HealthDay News — Obesity and sex are differential predictors of acute remission for commonly used antidepressant medications, according to a study published in Personalized Medicine in Psychiatry.1
Erin Green, PhD, from the VA Palo Alto Health Care System in California, and colleagues obtained data for 659 outpatients (ages 18 to 65 years) who completed the iSPOT-D practical randomized controlled trial. The patients were classified as normal-weight, overweight, or obese, based on World Health Organization criteria (42, 28, and 31%, respectively). Participants were randomized to 8 weeks of escitalopram, sertraline, or venlafaxine extended-release (venlafaxine-XR) and were then categorized as remitters or non-remitters.

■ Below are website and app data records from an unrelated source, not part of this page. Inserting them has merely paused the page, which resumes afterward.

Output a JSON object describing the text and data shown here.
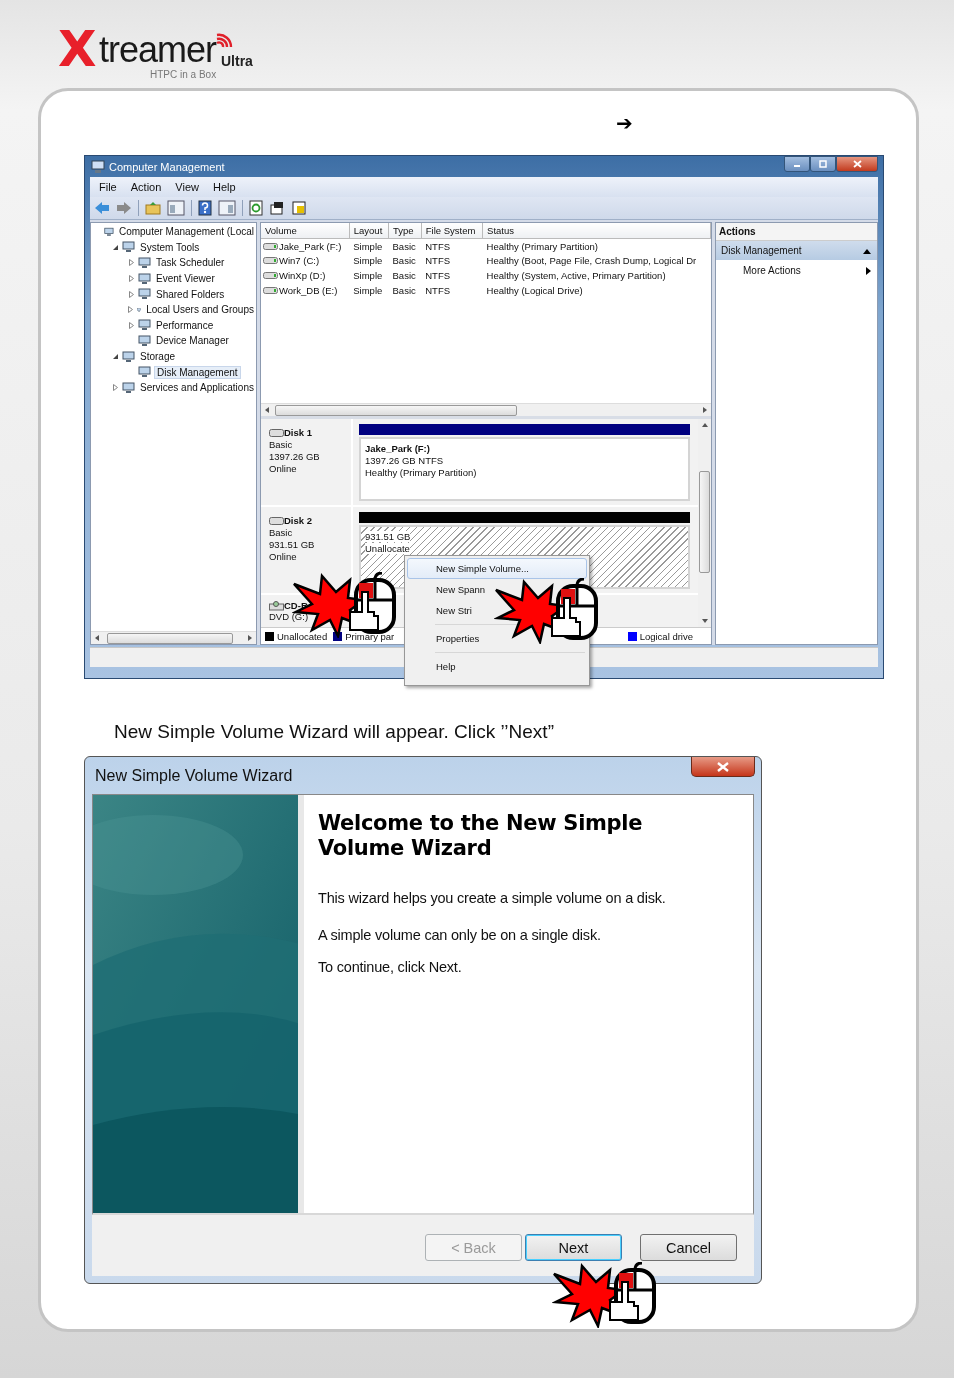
{
  "logo": {
    "mark": "X",
    "name": "treamer",
    "edition": "Ultra",
    "tagline": "HTPC in a Box"
  },
  "step_arrow": "➔",
  "computer_management": {
    "title": "Computer Management",
    "menu": [
      "File",
      "Action",
      "View",
      "Help"
    ],
    "tree": [
      {
        "label": "Computer Management (Local",
        "selected": false,
        "children": [
          {
            "label": "System Tools",
            "selected": false,
            "expanded": true,
            "children": [
              {
                "label": "Task Scheduler",
                "selected": false,
                "expanded": false
              },
              {
                "label": "Event Viewer",
                "selected": false,
                "expanded": false
              },
              {
                "label": "Shared Folders",
                "selected": false,
                "expanded": false
              },
              {
                "label": "Local Users and Groups",
                "selected": false,
                "expanded": false
              },
              {
                "label": "Performance",
                "selected": false,
                "expanded": false
              },
              {
                "label": "Device Manager",
                "selected": false
              }
            ]
          },
          {
            "label": "Storage",
            "selected": false,
            "expanded": true,
            "children": [
              {
                "label": "Disk Management",
                "selected": true
              }
            ]
          },
          {
            "label": "Services and Applications",
            "selected": false,
            "expanded": false
          }
        ]
      }
    ],
    "volume_table": {
      "columns": [
        "Volume",
        "Layout",
        "Type",
        "File System",
        "Status"
      ],
      "rows": [
        [
          "Jake_Park (F:)",
          "Simple",
          "Basic",
          "NTFS",
          "Healthy (Primary Partition)"
        ],
        [
          "Win7 (C:)",
          "Simple",
          "Basic",
          "NTFS",
          "Healthy (Boot, Page File, Crash Dump, Logical Dr"
        ],
        [
          "WinXp (D:)",
          "Simple",
          "Basic",
          "NTFS",
          "Healthy (System, Active, Primary Partition)"
        ],
        [
          "Work_DB (E:)",
          "Simple",
          "Basic",
          "NTFS",
          "Healthy (Logical Drive)"
        ]
      ]
    },
    "disks": [
      {
        "name": "Disk 1",
        "type": "Basic",
        "size": "1397.26 GB",
        "status": "Online",
        "partition": {
          "kind": "volume",
          "color": "#000080",
          "label": "Jake_Park  (F:)",
          "detail": "1397.26 GB NTFS",
          "status": "Healthy (Primary Partition)"
        }
      },
      {
        "name": "Disk 2",
        "type": "Basic",
        "size": "931.51 GB",
        "status": "Online",
        "partition": {
          "kind": "unallocated",
          "color": "#000000",
          "label": "931.51 GB",
          "detail": "Unallocate"
        }
      }
    ],
    "cdrom": {
      "name": "CD-R",
      "type": "DVD (G:)"
    },
    "legend": [
      {
        "label": "Unallocated",
        "color": "#000000"
      },
      {
        "label": "Primary par",
        "color": "#000080"
      },
      {
        "label": "Logical drive",
        "color": "#0000ff"
      }
    ],
    "actions": {
      "title": "Actions",
      "section": "Disk Management",
      "items": [
        "More Actions"
      ]
    },
    "context_menu": [
      {
        "kind": "item",
        "label": "New Simple Volume...",
        "selected": true
      },
      {
        "kind": "item",
        "label": "New Spann",
        "selected": false
      },
      {
        "kind": "item",
        "label": "New Stri",
        "selected": false
      },
      {
        "kind": "separator"
      },
      {
        "kind": "item",
        "label": "Properties",
        "selected": false
      },
      {
        "kind": "separator"
      },
      {
        "kind": "item",
        "label": "Help",
        "selected": false
      }
    ]
  },
  "caption": "New Simple Volume Wizard will appear. Click ’’Next”",
  "wizard": {
    "title": "New Simple Volume Wizard",
    "heading": "Welcome to the New Simple Volume Wizard",
    "paragraphs": [
      "This wizard helps you create a simple volume on a disk.",
      "A simple volume can only be on a single disk.",
      "To continue, click Next."
    ],
    "buttons": [
      {
        "label": "< Back",
        "disabled": true,
        "default": false
      },
      {
        "label": "Next",
        "disabled": false,
        "default": true
      },
      {
        "label": "Cancel",
        "disabled": false,
        "default": false
      }
    ]
  }
}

The researchers found that body mass index (BMI) was a differential predictor of remission based on antidepressant type. Compared with normal-weight patients, morbidly obese patients were more likely to remit on venlafaxine-XR; the effect was driven by a decline in physical symptoms, including sleep disturbance, somatic anxiety, and appetite. To achieve remission with venlafaxine-XR in obese III participants, the number needed to treat was 6. Females, but not males, with higher BMI were more likely to remit, irrespective of medication type; the effect correlated with change in cognitive symptoms, including suicidal ideation, guilt, and psychomotor changes.
“Our findings suggest that considering BMI and sex, and assessing specific symptoms, could help tailor antidepressant choices to improve remission from depression in specialty and primary care settings,” the authors write.

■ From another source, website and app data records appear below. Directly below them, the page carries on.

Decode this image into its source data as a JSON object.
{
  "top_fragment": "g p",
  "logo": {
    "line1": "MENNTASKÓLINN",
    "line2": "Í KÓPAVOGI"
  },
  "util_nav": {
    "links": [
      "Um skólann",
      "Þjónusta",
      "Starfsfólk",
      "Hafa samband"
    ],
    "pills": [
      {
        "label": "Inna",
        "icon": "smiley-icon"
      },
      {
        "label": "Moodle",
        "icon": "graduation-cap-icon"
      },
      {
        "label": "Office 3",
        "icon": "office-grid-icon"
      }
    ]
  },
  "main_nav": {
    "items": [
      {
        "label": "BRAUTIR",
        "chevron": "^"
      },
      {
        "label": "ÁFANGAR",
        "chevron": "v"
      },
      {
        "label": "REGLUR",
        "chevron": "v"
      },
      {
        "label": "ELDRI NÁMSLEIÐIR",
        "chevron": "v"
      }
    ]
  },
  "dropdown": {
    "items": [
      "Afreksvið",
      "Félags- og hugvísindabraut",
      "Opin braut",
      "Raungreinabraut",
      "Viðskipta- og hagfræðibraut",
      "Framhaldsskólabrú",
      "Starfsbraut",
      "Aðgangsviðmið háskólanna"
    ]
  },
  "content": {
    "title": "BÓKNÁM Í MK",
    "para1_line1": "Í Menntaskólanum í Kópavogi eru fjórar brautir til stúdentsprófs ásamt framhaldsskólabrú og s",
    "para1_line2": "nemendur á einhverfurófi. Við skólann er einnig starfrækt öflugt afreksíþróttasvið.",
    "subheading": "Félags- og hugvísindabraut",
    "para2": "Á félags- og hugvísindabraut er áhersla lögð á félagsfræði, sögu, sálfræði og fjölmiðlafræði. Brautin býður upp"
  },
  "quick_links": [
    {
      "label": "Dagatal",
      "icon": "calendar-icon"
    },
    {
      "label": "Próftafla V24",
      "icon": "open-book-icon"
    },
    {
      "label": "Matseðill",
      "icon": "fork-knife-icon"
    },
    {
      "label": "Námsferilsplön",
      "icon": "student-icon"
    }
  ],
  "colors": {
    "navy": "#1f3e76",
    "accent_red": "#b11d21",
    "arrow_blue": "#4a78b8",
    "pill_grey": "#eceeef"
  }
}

Two authors disclosed financial ties to the biopharmaceutical industry; one author disclosed ties to the health insurance industry and to Brain Resource Ltd., which supported iSPOT-D.

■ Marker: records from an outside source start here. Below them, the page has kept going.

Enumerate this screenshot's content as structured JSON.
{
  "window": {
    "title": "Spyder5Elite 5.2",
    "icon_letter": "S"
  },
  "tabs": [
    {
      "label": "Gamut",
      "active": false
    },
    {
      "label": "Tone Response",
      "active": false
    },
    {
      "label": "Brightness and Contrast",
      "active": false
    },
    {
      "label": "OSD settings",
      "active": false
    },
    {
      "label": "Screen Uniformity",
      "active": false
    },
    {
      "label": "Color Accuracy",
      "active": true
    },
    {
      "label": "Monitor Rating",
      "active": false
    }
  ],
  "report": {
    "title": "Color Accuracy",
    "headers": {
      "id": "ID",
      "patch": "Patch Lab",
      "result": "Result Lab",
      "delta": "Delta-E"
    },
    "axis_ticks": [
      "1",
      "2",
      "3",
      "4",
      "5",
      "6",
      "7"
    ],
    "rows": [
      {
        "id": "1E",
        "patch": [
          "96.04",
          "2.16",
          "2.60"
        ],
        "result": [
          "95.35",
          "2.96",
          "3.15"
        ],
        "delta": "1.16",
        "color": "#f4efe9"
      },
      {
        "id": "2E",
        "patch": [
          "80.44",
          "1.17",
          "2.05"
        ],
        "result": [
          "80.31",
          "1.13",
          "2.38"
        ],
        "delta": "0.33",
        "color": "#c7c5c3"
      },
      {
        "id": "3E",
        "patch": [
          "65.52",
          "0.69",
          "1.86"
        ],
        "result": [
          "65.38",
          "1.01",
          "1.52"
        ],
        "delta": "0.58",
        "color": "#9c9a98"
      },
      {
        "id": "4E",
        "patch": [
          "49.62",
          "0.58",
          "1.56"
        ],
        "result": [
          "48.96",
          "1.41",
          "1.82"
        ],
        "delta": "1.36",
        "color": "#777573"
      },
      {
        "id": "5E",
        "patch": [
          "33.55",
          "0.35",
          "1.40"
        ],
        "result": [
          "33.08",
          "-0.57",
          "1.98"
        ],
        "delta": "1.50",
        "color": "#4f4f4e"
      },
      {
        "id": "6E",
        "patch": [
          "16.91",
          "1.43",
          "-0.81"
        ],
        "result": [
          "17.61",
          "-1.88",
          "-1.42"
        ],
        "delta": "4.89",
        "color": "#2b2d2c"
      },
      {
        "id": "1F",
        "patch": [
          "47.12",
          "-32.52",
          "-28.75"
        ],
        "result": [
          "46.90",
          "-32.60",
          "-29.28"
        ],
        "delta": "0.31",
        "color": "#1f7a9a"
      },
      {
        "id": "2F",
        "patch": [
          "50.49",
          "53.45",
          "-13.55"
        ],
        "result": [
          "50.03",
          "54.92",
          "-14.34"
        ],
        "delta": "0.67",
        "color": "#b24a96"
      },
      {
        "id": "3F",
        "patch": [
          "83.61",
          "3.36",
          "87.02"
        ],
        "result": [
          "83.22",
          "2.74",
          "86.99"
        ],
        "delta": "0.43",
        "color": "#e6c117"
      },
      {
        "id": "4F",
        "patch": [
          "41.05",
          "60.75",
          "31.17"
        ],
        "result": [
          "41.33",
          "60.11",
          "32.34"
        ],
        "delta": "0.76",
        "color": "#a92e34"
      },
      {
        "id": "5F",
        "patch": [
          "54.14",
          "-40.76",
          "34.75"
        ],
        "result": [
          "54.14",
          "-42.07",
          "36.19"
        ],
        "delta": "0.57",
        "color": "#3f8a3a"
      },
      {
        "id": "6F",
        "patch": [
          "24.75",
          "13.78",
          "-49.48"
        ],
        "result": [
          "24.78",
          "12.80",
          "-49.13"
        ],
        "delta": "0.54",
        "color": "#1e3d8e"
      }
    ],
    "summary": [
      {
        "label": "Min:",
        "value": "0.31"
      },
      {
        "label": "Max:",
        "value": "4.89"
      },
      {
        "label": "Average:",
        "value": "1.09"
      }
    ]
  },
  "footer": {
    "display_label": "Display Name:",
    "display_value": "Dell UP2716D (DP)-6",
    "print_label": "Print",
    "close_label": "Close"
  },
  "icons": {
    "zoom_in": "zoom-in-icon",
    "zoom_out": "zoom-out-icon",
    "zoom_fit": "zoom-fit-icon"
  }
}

- Green E, Goldstein-Piekarski AN, Alan F. Schatzberg AF, et al. Personalizing antidepressant choice by sex, body mass index, and symptom profile: An iSPOT-D report. Pers Med Psychiatr. 2017;1:65-73.